In a 30-minute conversation with Professor Leanne Togher, Western Sydney Local Health District (WSLHD)’s speech pathologist and researcher, it is apparent that her work and legacy will change the lives of thousands across the globe.
While working at WSLHD, Leanne is also the Conjoint Professor of Allied Health with The University of Sydney. She has already published several programs which are helping people with traumatic brain injury not only speak again; but interact with those around them during their recovery journey – even when this means not relying on words.
Leanne’s clinical career started at Blacktown Hospital as a speech pathologist following her final student placement, and her journey into clinical research has maintained this focus on helping the people of western Sydney ever since.
“Speech pathology is a really unique combination of science and medicine,” Leanne said.
“You learn all about how you speak in terms of neuroanatomy and physiology, and you learn about how the brain works. But I am also really passionate about linguistics and language, and thinking about how we communicate, how we have social interactions, and what helps us to be good communicators.
“By the end of my first year at Blacktown Hospital, I knew I wasn’t going to be looking anywhere else. I knew I wanted to be a speech pathologist who worked with adults with communication disability.”
From early childhood speech development to trauma recovery, Leanne’s experience in speech pathology has exposed her to many patients and their unique health concerns.
She is very passionate about the role of speech in not only communicating with family and friends or working, but in participating in society.

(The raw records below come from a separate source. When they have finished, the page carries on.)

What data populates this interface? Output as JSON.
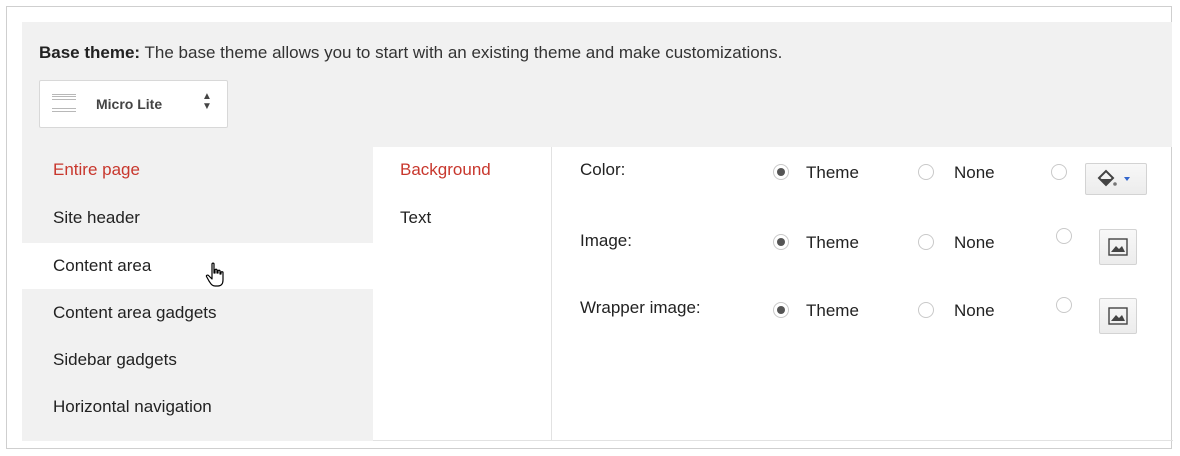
{
  "base_theme": {
    "label": "Base theme:",
    "description": "The base theme allows you to start with an existing theme and make customizations.",
    "selected_theme": "Micro Lite"
  },
  "sections": [
    {
      "label": "Entire page",
      "active": true
    },
    {
      "label": "Site header"
    },
    {
      "label": "Content area",
      "hover": true
    },
    {
      "label": "Content area gadgets"
    },
    {
      "label": "Sidebar gadgets"
    },
    {
      "label": "Horizontal navigation"
    }
  ],
  "subsections": [
    {
      "label": "Background",
      "active": true
    },
    {
      "label": "Text"
    }
  ],
  "properties": [
    {
      "label": "Color:",
      "options": [
        "Theme",
        "None"
      ],
      "selected": "Theme",
      "custom_button_icon": "paint-bucket-icon"
    },
    {
      "label": "Image:",
      "options": [
        "Theme",
        "None"
      ],
      "selected": "Theme",
      "custom_button_icon": "image-icon"
    },
    {
      "label": "Wrapper image:",
      "options": [
        "Theme",
        "None"
      ],
      "selected": "Theme",
      "custom_button_icon": "image-icon"
    }
  ],
  "colors": {
    "accent_red": "#c8372d",
    "panel_gray": "#f1f1f1",
    "dropdown_arrow_blue": "#3366cc"
  }
}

At such a vulnerable time, Allied Health professionals like Leanne serve as a beacon of hope for those reconnecting with their lives after a traumatic incident, such as a sudden loss of speech due to a brain injury from a car accident, a fall or a stroke.
“It’s a really rich caseload too – from stroke rehabilitation to Parkinson’s Disease or multiple sclerosis. I have helped inpatients and done meaningful work in the community. It’s an amazing thing to help someone talk again.
“And it’s not even just getting them back to work or getting their speech back. It’s about helping them understand what happened to them. We get to help people understand that we’ve seen this before, and give them reassurance, education, and strategies to move on with their lives. And that gives me enormous satisfaction.”
Leanne says one of her most vivid memories of clinical practice was helping a young woman reclaim her life after suffering a sudden stroke while standing in a queue at the bank.
“She was my age, and she just fell backwards and hit her head. She ended up losing all her speech and had what is called global aphasia. She’d only been married for three weeks, was in her 20s and had a fulltime job,” Leanne said.
“She made a fairly good physical recovery but because she had bled on the left side of her brain, she was unable to speak.
“I saw her and her husband every day for a year and by the end of that year, she got her sentences back and her speech was 95% recovered so that she was able to get back to work.
“I’ve treated hundreds of people, but I think she was the one that set me on my path. It was seeing the real-life impact of doing this clinical work in action.”
Leanne’s career has seen her become an international expert on traumatic brain injury, with her research and mentoring work seeing her contributing to the recent World Health Organisation package on interventions for Traumatic Brain Injury.
This package goes out to every health ministry in the world to be translated and implemented, including action plans for adaptation in lower and middle income countries.
“Most of the work that I’ve done has been with designing programs for families and for others to learn how to have good conversations, because conversations are at the heart of our lives. What we do all day, every day is have conversations.
“So if you lose the ability to have a conversation, which happens for 75% of people with traumatic brain injury, you lose the ability to socially connect with the person you’re talking to.”